Let’s rephrase that example: “How dare he say something like that? To her, of all people.” Again, the sentences frame what she will say next. But notice that hesitation is no longer part of the equation at all. You don’t need it. If a character is confronted by a surprise, you tell the reader how she reacts to it. You’ve raised your game to another level entirely.

Exercise: Do a global search in your manuscript for the words “pause” and “hesitate.” Your goal is to eliminate two-thirds of them. When you find an instance, read the material just before and after it. What would that character most likely feel, given those circumstances? Then go one step further. Mull over the topic being raised. Could you relate the character’s feelings to what he experienced earlier in the novel about a similar topic?

“On the Plains of Hesitation bleach the bones of countless millions who, at the Dawn of Victory, sat down to wait, and waiting—died!”
—George W. Cecil

Copyright @ 2018, John Paine


Staggering Research

A novelist who undertakes the study of a bygone era can amass reams of historical data by the time she sits down to write the first draft. This endeavor is pursued for several basic reasons. The first is to get her facts straight. Dirt roads were the norm until the 19th century, for instance. The second is to immerse herself in the mores, beliefs, etc., of the era. This study may well govern how the author first imagines the characters as well.

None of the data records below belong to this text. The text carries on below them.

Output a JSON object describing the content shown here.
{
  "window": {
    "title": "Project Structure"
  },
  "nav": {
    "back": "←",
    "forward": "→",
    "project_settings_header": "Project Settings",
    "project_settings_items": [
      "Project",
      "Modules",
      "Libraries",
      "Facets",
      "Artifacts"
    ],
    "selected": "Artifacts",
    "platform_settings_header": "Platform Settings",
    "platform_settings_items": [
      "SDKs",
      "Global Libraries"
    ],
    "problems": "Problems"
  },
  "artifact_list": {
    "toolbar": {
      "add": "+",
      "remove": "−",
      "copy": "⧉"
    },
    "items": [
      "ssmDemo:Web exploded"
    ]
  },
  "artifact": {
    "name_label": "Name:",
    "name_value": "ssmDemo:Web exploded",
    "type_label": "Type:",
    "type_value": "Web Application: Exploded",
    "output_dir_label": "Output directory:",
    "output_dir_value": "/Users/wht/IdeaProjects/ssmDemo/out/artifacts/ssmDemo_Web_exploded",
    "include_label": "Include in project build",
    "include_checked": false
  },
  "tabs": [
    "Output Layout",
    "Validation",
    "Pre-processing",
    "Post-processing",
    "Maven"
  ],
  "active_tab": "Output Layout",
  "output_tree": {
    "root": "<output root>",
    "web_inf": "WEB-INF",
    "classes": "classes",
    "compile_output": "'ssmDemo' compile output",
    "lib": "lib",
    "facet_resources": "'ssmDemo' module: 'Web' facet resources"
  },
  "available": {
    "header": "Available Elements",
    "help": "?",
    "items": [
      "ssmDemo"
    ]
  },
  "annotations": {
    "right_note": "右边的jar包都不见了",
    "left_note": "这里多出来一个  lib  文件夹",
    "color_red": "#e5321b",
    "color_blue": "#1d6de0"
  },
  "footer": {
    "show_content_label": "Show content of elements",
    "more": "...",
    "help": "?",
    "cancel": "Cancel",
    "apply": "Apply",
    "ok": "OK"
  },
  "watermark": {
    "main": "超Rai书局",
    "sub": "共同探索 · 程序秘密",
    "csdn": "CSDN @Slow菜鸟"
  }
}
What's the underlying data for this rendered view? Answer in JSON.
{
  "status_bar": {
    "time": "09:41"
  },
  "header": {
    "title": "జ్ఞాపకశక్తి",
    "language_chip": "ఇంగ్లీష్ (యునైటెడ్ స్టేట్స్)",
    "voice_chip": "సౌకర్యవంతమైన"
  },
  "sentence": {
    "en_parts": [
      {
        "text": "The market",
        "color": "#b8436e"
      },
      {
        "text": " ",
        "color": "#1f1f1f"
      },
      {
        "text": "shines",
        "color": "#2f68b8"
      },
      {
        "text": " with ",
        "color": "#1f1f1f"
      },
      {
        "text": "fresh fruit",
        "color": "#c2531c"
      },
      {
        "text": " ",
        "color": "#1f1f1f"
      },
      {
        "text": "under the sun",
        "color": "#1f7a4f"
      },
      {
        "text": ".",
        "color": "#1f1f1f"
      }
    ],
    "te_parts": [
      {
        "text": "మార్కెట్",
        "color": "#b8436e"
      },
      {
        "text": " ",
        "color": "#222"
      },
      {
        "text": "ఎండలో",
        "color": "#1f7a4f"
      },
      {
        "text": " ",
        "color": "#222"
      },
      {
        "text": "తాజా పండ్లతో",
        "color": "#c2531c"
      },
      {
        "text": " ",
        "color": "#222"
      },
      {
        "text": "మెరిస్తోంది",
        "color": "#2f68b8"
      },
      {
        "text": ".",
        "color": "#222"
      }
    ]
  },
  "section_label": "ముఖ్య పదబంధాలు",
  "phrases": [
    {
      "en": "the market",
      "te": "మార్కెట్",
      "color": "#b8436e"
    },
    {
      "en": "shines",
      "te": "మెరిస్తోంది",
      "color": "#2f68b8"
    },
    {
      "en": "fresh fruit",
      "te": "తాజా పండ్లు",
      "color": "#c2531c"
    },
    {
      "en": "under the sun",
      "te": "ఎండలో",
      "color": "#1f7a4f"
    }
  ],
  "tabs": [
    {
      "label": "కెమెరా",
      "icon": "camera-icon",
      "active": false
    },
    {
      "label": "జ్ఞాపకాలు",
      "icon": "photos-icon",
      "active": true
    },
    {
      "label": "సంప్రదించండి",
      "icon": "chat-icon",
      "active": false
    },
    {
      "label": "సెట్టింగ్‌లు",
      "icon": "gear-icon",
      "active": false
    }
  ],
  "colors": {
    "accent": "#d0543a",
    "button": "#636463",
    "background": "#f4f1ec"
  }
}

The idea of exploring the details of a new realm in order to bring it to life explains why so many novels begin with copious amount of research about the chosen time period. Scene setting is required, for sure. A brougham was more suited for certain purposes and a cabriolet for others, to continue the previous example. Yet research can also serve as the author’s opening wedge in general. Cold, hard facts are easier to relate than what the main characters of that bygone era are feeling.

When you consider that an author of any type of novel learns more about his featured characters as he keeps writing, the reasoning of the historical writer becomes clearer. Research falls more to the wayside as the author-character bond grows. This reaches a height by the end of an early draft of a manuscript.

Yet when an author begins to edit the book, that opening section will still be clogged up with research. One of the tasks of the editing round(s) is to examine how what is written affects the reader. Many authors are loath to cut what they’ve already written. It’s perfectly good material, goes the thinking.

So it is. The question is, does it all have to be front-loaded? In terms of writing imperatives, the need to create dynamic characters that will pull the reader into the tale far outweighs scene setting. I often see this imperative followed in a first chapter and maybe another one or two. But soon enough the early chapters become freighted with the full details of some arcane ritual, such as fashioning spoked wooden wheels. The author just can’t help herself. Even worse, she may be using the research to hide the fact that she didn’t know her characters very well back then.

You have to be willing to rip apart research to suit the characters’ needs. If you think about the matter, you’ll realize that a reader that is really interested in a nonfiction topic will . . . read a nonfiction book. Just like you did. A novel is educational to an extent, by inference, but it better entertain us first.

Exercise: Review the first 100 pages of the manuscript, looking for blocks of research. Could you extract certain details from a patch and place them later on? If you have a series of patches, could several of them move later in the book? In general, think lite. The reader only needs the lite version.

“Education is what remains after one has forgotten what one has learned in school.”
—Albert Einstein

Copyright @ 2018, John Paine

Copyright © 2012 John Paine. All rights reserved.